Cross-Site Request Forgery (CSRF) Vulnerability in Duplicate Page

https://www.pluginvulnerabilities.com/2017/10/20/cross-site-request-forgery-csrf-vulnerability-in-duplicate-page/
While looking into the details of a reflected cross-site scripting (XSS) vulnerability in the plugin Duplicate Page we noticed that there was no protection against cross-site request forgery (CSRF) when using the plugin’s functionality, duplicating a post or page. As of version 2.3 the URLs for the duplication looks like this: /wp-admin/admin.php?action=dt_duplicate_post_as_draft&post=1 If there was protection against CSRF there

Vulnerability Details: Reflected Cross-Site Scripting (XSS) Vulnerability in Duplicate Page

https://www.pluginvulnerabilities.com/2017/10/20/vulnerability-details-reflected-cross-site-scripting-xss-vulnerability-in-duplicate-page/
Recently the security scanner service Detectify seems to have disclosed a number of unfixed reflected cross-site scripting (XSS) vulnerabilities in WordPress plugins that the developers may not have been notified of. We are still in the process of going through those, but so far we found that not only had some of the developers not been notified, but also Detectify seems

Vulnerability Details: Cross-Site Request Forgery (CSRF)/Cross-Site Scripting (XSS) Vulnerability in Use Any Font

https://www.pluginvulnerabilities.com/2017/10/20/vulnerability-details-cross-site-request-forgery-csrfcross-site-scripting-xss-vulnerability-in-use-any-font/
Recently the web scanner service Detectify has been vaguely disclosing minor vulnerabilities in a number of WordPress plugins. It seems like they are aware that they could notify the developer of these, but usually haven’t been doing it. One of the more recent batch was a cross-site request forgery (CSRF) vulnerability in the plugin Use Any Font. When we went to

Arbitrary File Viewing Vulnerability in Candidate Application Form

https://www.pluginvulnerabilities.com/2017/10/19/arbitrary-file-viewing-vulnerability-in-candidate-application-form/
Recently in our monitoring of the WordPress Support Forum we ran across a thread about claiming a vulnerability being exploited in a plugin Candidate Application. The vulnerability being referred to there was actually in another plugin. The slug of the plugin being discussed is wp-candidate-application-form and the vulnerability was for a plugin with the slug candidate-application-form. The vulnerability mentioned in thread was

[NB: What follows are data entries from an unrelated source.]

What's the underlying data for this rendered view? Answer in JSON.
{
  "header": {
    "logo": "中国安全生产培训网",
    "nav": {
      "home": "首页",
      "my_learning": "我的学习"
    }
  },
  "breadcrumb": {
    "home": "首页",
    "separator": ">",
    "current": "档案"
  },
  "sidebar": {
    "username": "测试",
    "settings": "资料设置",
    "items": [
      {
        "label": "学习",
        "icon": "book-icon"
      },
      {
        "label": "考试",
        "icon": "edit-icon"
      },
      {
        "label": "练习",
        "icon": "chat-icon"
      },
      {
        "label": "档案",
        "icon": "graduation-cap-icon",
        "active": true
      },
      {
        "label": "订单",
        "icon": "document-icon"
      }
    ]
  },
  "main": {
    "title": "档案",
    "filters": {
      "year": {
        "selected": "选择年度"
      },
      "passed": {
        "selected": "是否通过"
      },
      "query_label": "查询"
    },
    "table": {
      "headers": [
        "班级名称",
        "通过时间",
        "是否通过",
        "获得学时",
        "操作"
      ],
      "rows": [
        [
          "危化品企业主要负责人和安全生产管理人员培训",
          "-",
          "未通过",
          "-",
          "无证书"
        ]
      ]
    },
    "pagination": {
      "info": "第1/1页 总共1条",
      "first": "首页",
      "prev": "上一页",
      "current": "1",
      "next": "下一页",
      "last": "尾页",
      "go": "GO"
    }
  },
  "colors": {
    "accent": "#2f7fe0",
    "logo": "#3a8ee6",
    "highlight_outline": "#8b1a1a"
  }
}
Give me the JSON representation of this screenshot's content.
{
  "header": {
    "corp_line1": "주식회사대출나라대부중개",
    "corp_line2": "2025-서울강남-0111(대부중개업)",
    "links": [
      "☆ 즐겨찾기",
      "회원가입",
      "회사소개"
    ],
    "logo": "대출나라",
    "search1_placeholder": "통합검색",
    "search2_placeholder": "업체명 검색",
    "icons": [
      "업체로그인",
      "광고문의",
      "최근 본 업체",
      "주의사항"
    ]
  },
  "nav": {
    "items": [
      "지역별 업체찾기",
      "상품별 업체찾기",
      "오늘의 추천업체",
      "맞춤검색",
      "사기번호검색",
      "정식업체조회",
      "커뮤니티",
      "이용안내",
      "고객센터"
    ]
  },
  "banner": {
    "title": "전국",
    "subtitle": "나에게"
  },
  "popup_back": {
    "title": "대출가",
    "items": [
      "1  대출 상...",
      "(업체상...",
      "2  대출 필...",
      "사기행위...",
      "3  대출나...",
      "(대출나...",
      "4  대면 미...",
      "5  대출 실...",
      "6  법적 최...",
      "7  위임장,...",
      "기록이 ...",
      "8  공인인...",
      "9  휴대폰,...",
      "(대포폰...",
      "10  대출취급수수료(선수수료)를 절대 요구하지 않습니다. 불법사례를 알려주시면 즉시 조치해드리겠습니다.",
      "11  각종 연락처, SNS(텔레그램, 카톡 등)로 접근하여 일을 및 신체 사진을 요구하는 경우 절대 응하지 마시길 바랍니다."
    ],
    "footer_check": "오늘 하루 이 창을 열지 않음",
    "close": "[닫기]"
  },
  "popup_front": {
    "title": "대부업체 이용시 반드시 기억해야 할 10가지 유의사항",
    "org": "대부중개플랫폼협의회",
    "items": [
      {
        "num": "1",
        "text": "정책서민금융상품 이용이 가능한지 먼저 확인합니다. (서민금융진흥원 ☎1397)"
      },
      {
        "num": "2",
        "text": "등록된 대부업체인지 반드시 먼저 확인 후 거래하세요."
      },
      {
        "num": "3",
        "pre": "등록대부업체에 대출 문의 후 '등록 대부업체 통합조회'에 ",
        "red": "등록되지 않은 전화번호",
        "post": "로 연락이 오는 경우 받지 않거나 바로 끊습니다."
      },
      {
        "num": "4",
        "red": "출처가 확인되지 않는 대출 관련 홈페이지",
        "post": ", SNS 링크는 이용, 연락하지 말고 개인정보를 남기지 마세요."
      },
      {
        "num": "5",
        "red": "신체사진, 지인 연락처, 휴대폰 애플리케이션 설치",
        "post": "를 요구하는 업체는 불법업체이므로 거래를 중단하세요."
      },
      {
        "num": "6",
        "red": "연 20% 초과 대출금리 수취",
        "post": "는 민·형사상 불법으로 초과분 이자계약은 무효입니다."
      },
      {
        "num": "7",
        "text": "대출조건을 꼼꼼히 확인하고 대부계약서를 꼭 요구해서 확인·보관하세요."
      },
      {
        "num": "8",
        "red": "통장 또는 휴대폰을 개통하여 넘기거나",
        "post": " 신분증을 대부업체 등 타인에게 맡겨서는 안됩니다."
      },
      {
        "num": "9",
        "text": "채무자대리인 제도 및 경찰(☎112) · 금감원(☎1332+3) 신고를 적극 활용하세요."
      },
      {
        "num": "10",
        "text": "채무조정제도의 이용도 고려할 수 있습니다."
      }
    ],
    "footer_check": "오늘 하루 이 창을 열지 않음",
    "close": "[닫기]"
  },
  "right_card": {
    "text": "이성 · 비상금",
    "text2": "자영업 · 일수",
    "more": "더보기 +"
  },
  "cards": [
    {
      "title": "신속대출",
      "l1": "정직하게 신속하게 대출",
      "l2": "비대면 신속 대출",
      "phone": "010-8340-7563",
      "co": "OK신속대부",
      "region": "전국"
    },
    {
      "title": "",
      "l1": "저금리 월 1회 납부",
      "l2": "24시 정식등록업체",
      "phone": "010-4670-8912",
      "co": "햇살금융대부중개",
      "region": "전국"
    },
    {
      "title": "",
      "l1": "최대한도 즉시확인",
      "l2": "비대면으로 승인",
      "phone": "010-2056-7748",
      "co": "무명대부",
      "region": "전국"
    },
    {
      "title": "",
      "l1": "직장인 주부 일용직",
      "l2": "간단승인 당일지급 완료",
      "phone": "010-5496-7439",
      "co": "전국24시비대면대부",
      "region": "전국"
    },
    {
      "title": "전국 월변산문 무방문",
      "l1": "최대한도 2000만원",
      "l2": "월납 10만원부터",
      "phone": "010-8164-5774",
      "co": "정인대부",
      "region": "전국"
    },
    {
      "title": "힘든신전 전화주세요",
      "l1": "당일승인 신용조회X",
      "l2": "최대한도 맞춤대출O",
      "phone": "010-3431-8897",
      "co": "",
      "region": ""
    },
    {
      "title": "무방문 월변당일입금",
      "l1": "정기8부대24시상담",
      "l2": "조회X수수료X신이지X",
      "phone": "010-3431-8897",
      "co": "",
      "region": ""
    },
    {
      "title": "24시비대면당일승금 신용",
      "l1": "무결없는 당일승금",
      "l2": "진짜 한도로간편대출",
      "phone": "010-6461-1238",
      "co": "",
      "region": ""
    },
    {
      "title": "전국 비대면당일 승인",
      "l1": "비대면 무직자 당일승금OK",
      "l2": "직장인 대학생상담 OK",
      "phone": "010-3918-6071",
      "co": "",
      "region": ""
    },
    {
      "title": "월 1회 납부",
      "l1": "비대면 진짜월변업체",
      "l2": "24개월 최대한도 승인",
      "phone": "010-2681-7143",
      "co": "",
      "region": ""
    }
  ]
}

This Might Be Why Note Press Was Removed From the WordPress Plugin Directory

https://www.pluginvulnerabilities.com/2017/10/19/this-might-be-why-note-press-was-removed-from-the-wordpress-plugin-directory/
When it comes to improving the security of WordPress one the easiest things to do would be to start alerting when websites are using plugins that have been removed from the Plugin Directory for security issues. We have been trying to get that to happen for over five years, but the WordPress team has continued to refuse to do that,

Vulnerability Details: Reflected Cross-Site Scripting (XSS) Vulnerability in WP-Members

https://www.pluginvulnerabilities.com/2017/10/19/vulnerability-details-reflected-cross-site-scripting-xss-vulnerability-in-wp-members-2/
From time to time a vulnerability is fixed in a plugin without the discoverer putting out a report on the vulnerability and we will put out a post detailing the vulnerability so that we can provide our customers with more complete information on the vulnerability. Recently the web scanner service Detectify has been vaguely disclosing minor vulnerabilities in a number

How to Address Object Injection Vulnerabilities in PHP

https://pagely.com/blog/2017/10/object-injection-vulnerabilities-in-php/
How to Address Object Injection Vulnerabilities in PHP I have been discussing the risks related to PHP Object Injection or insecure usage of unserialize() and how this insecure coding practice is unfortunately very prevalent in the WordPress plugin ecosystem. This post is for plugin (and really any PHP) developers for the purpose to share why you shouldn’t unseralize() data sent from untrusted sources, and how one easy code change can save you from writing vulnerable code. Why not? Many people have discussed the risks of PHP Object Injection (OWASP, FoxGlove), but for a TL;DR: Bad things happen when you unserialize() data received […]